For a moment, the issues seemed insurmountable. Some 150 parent activists, all strong-willed veterans of battles with their respective education establishments, were gathered in a New Orleans hotel ballroom trying to hammer out statements of joint belief. It was important to arrive at precise wording, the organizers running the meeting told them, because the statement...
By Beth Hawkins | January 28, 2020
Testing anxiety, boredom & guesses: What expert Steven Wise has learned about exams and ‘rapid-guessing behavior’ — and what that tells him about your child’s score
Quick — without looking it up on Google, can you define “edge-aversion”? Here’s a hint: It’s a decision-theory term describing what’s also known as middle bias. That is, a test-taker’s tendency to pick anything but the top or bottom option on a multiple-choice question. To a psychometrician, it’s a tell that the answer was a...
By Beth Hawkins | October 2, 2019

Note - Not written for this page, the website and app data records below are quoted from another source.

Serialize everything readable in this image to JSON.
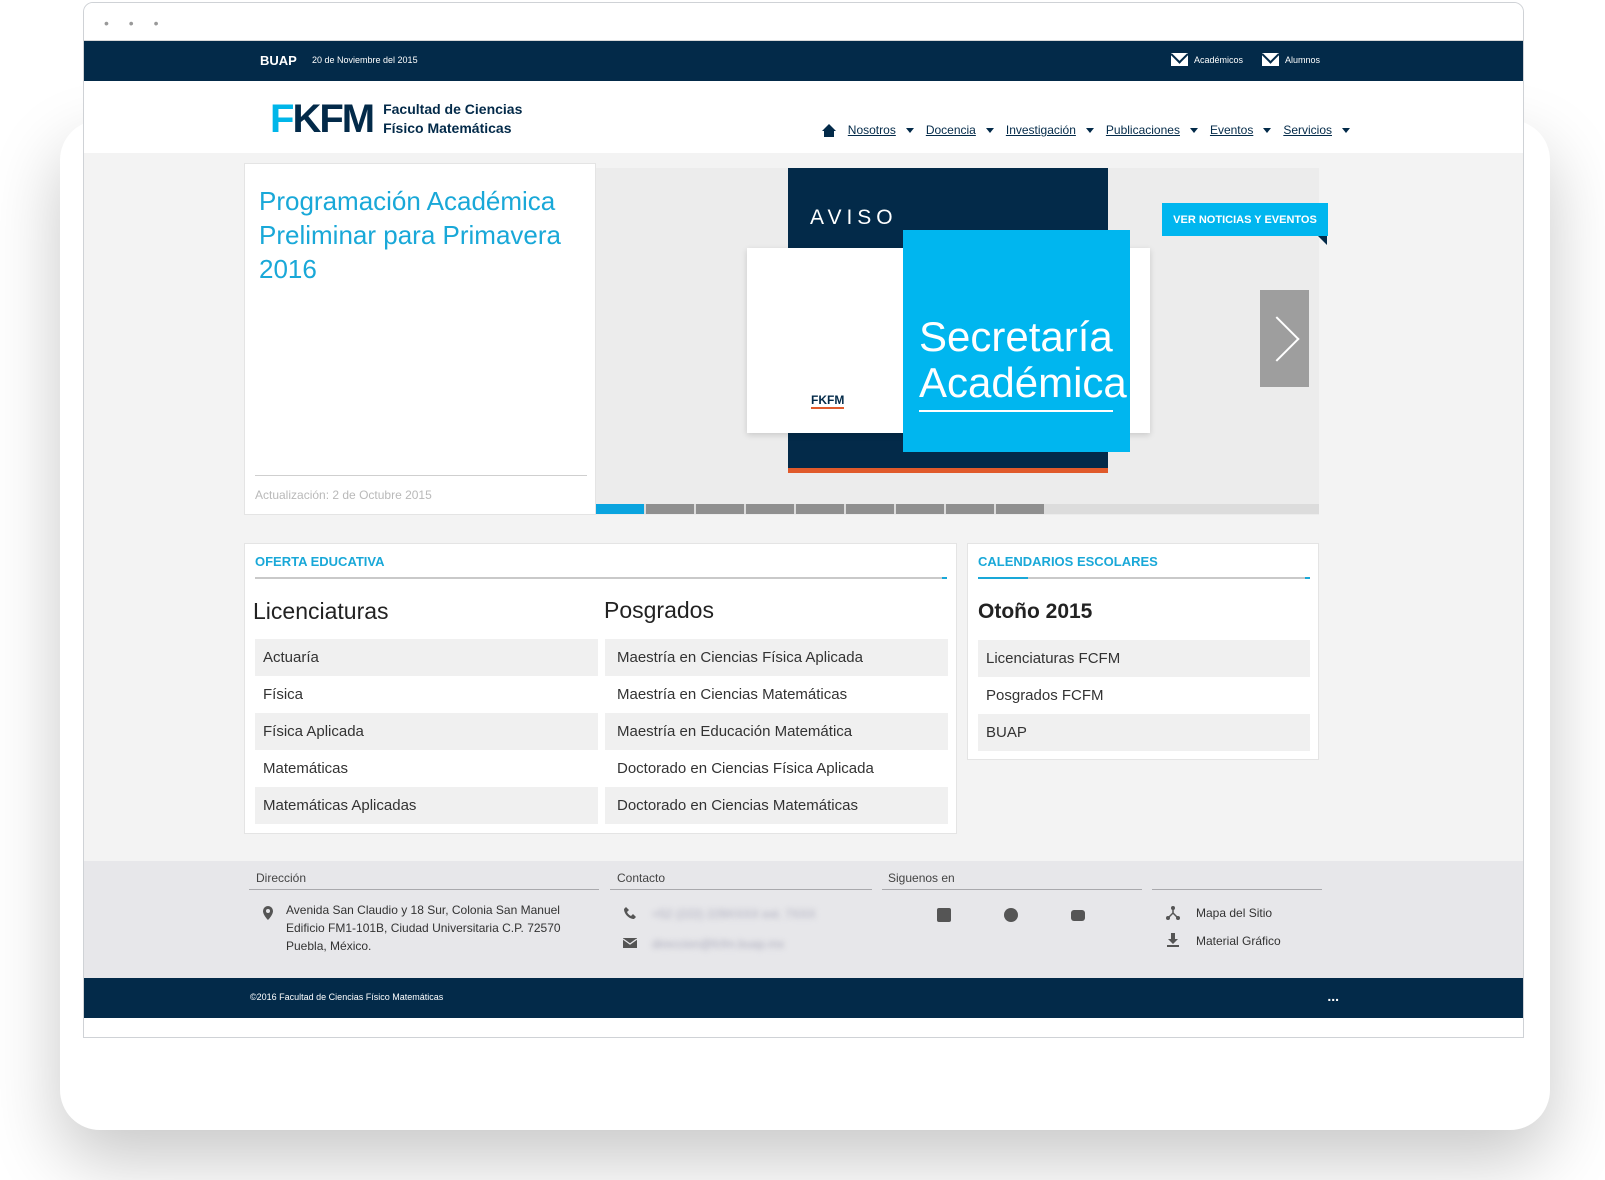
{
  "browser": {
    "dots": "• • •"
  },
  "topbar": {
    "brand": "BUAP",
    "date": "20 de Noviembre del 2015",
    "links": [
      "Académicos",
      "Alumnos"
    ]
  },
  "header": {
    "logo_mark_a": "F",
    "logo_mark_b": "K",
    "logo_mark_c": "FM",
    "logo_line1": "Facultad de Ciencias",
    "logo_line2": "Físico Matemáticas",
    "nav": [
      "Nosotros",
      "Docencia",
      "Investigación",
      "Publicaciones",
      "Eventos",
      "Servicios"
    ]
  },
  "hero": {
    "title": "Programación Académica Preliminar para Primavera 2016",
    "update": "Actualización: 2 de Octubre 2015",
    "poster_aviso": "AVISO",
    "poster_mini": "FKFM",
    "poster_title_1": "Secretaría",
    "poster_title_2": "Académica",
    "cta": "VER NOTICIAS Y EVENTOS",
    "slides_total": 9,
    "active_slide": 1
  },
  "oferta": {
    "heading": "OFERTA EDUCATIVA",
    "lic_title": "Licenciaturas",
    "lic_items": [
      "Actuaría",
      "Física",
      "Física Aplicada",
      "Matemáticas",
      "Matemáticas Aplicadas"
    ],
    "pos_title": "Posgrados",
    "pos_items": [
      "Maestría en Ciencias Física Aplicada",
      "Maestría en Ciencias Matemáticas",
      "Maestría en Educación Matemática",
      "Doctorado en Ciencias Física Aplicada",
      "Doctorado en Ciencias Matemáticas"
    ]
  },
  "calendarios": {
    "heading": "CALENDARIOS ESCOLARES",
    "title": "Otoño 2015",
    "items": [
      "Licenciaturas FCFM",
      "Posgrados FCFM",
      "BUAP"
    ]
  },
  "footer": {
    "dir_title": "Dirección",
    "address_1": "Avenida San Claudio y 18 Sur, Colonia San Manuel",
    "address_2": "Edificio FM1-101B, Ciudad Universitaria C.P. 72570",
    "address_3": "Puebla, México.",
    "contact_title": "Contacto",
    "phone": "+52 (222) 229XXXX ext. 7XXX",
    "email": "direccion@fcfm.buap.mx",
    "social_title": "Siguenos en",
    "site_map": "Mapa del Sitio",
    "material": "Material Gráfico",
    "copyright": "©2016 Facultad de Ciencias Físico Matemáticas",
    "more": "..."
  },
  "colors": {
    "navy": "#032a49",
    "accent": "#00b6ef",
    "orange": "#e05a2b"
  }
}
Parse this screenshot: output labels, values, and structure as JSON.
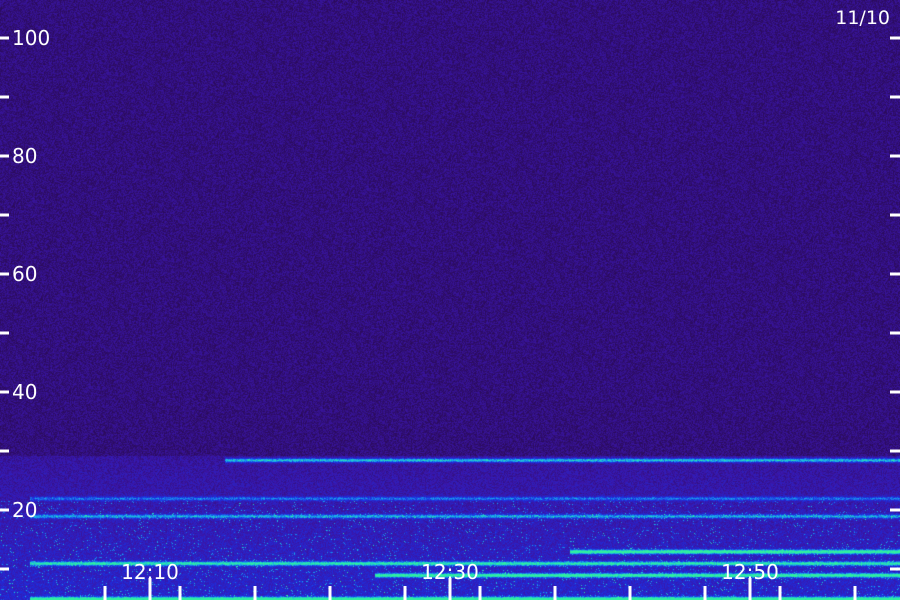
{
  "date_label": "11/10",
  "chart_data": {
    "type": "heatmap",
    "title": "",
    "xlabel": "",
    "ylabel": "",
    "x_tick_labels": [
      "12:10",
      "12:30",
      "12:50"
    ],
    "y_tick_labels": [
      "20",
      "40",
      "60",
      "80",
      "100"
    ],
    "ylim": [
      0,
      102
    ],
    "xlim": [
      "12:02",
      "13:02"
    ],
    "colormap": [
      "#2a0a55",
      "#3a16a8",
      "#1c2ee0",
      "#18a8f0",
      "#30f0a0"
    ],
    "bands": [
      {
        "y": 28.5,
        "x_start": "12:15",
        "x_end": "13:02",
        "intensity": 0.65
      },
      {
        "y": 22,
        "x_start": "12:02",
        "x_end": "13:02",
        "intensity": 0.4
      },
      {
        "y": 19,
        "x_start": "12:02",
        "x_end": "13:02",
        "intensity": 0.5
      },
      {
        "y": 13,
        "x_start": "12:38",
        "x_end": "13:02",
        "intensity": 0.9
      },
      {
        "y": 11,
        "x_start": "12:02",
        "x_end": "13:02",
        "intensity": 0.7
      },
      {
        "y": 9,
        "x_start": "12:25",
        "x_end": "13:02",
        "intensity": 0.8
      },
      {
        "y": 5,
        "x_start": "12:02",
        "x_end": "13:02",
        "intensity": 0.85
      }
    ]
  }
}
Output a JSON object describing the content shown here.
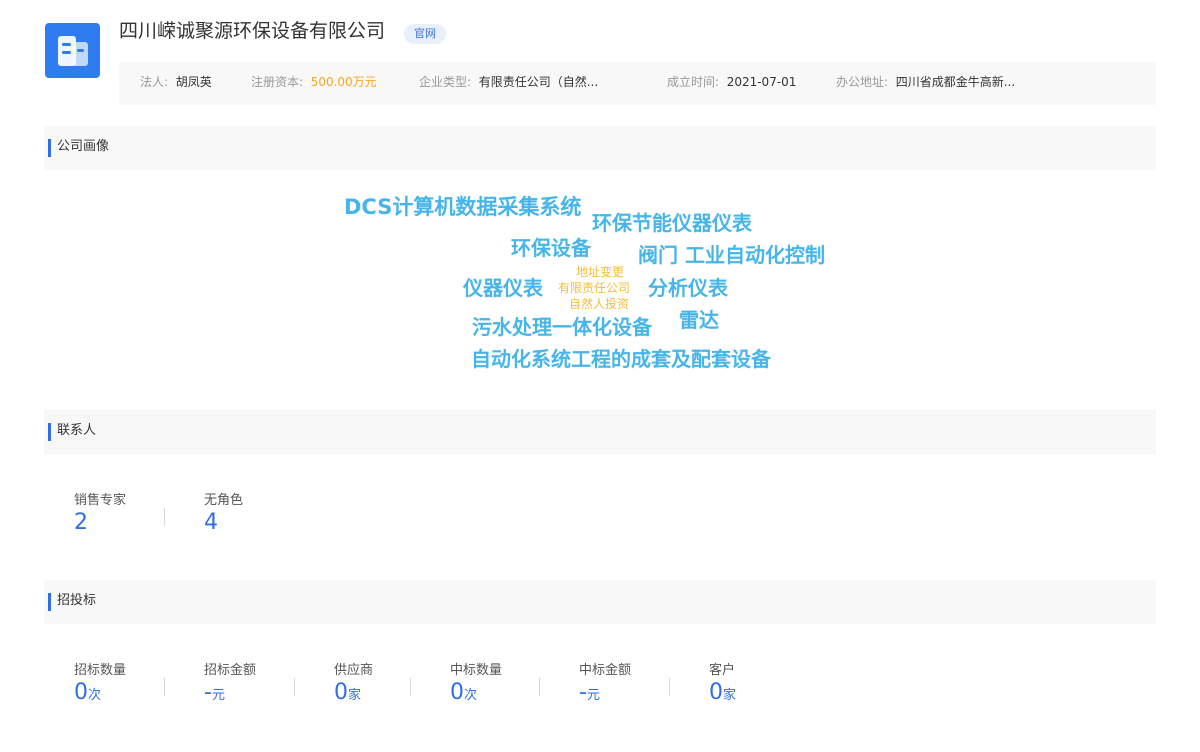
{
  "company": {
    "name": "四川嵘诚聚源环保设备有限公司",
    "official_tag": "官网",
    "logo_icon": "building-icon"
  },
  "info": {
    "legal_person_label": "法人:",
    "legal_person": "胡凤英",
    "capital_label": "注册资本:",
    "capital": "500.00万元",
    "type_label": "企业类型:",
    "type": "有限责任公司（自然...",
    "founded_label": "成立时间:",
    "founded": "2021-07-01",
    "address_label": "办公地址:",
    "address": "四川省成都金牛高新..."
  },
  "portrait": {
    "title": "公司画像",
    "words": [
      "DCS计算机数据采集系统",
      "环保节能仪器仪表",
      "环保设备",
      "阀门 工业自动化控制",
      "仪器仪表",
      "地址变更",
      "有限责任公司",
      "自然人投资",
      "分析仪表",
      "污水处理一体化设备",
      "雷达",
      "自动化系统工程的成套及配套设备"
    ]
  },
  "contacts": {
    "title": "联系人",
    "items": [
      {
        "label": "销售专家",
        "value": "2"
      },
      {
        "label": "无角色",
        "value": "4"
      }
    ]
  },
  "bidding": {
    "title": "招投标",
    "items": [
      {
        "label": "招标数量",
        "value": "0",
        "unit": "次"
      },
      {
        "label": "招标金额",
        "value": "-",
        "unit": "元"
      },
      {
        "label": "供应商",
        "value": "0",
        "unit": "家"
      },
      {
        "label": "中标数量",
        "value": "0",
        "unit": "次"
      },
      {
        "label": "中标金额",
        "value": "-",
        "unit": "元"
      },
      {
        "label": "客户",
        "value": "0",
        "unit": "家"
      }
    ]
  },
  "colors": {
    "accent": "#2f6ee6",
    "cloud_blue": "#46b5ea",
    "cloud_orange": "#f5bc3c",
    "capital_orange": "#f5a623"
  }
}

Big promises, big data: Is the SAT’s new ‘environmental context’ score a tool to personalize college admissions, or another impersonal data point?
It’s college-touring season at my house, and I am a goopy mess. I’m a total sucker for all of it. The unblemished idealism of the day. The bright new horizon revealed by each literal door the student tour guide opens. Even the obligatory lunch in the dining hall, where I try not to think about...
By Beth Hawkins | August 19, 2019
New textbooks and guidance help California K-12 teachers cover LGBT issues and historical figures in the classroom
As the new academic year gets rolling for California public schools, instructional materials are available for the first time that ensure every K-12 classroom has access to accurate and unbiased depictions of the sexual orientation and gender identity of historical figures. The state’s FAIR Education Act — FAIR stands for Fair, Accurate, Inclusive, and Respectful —...
By Beth Hawkins | September 16, 2018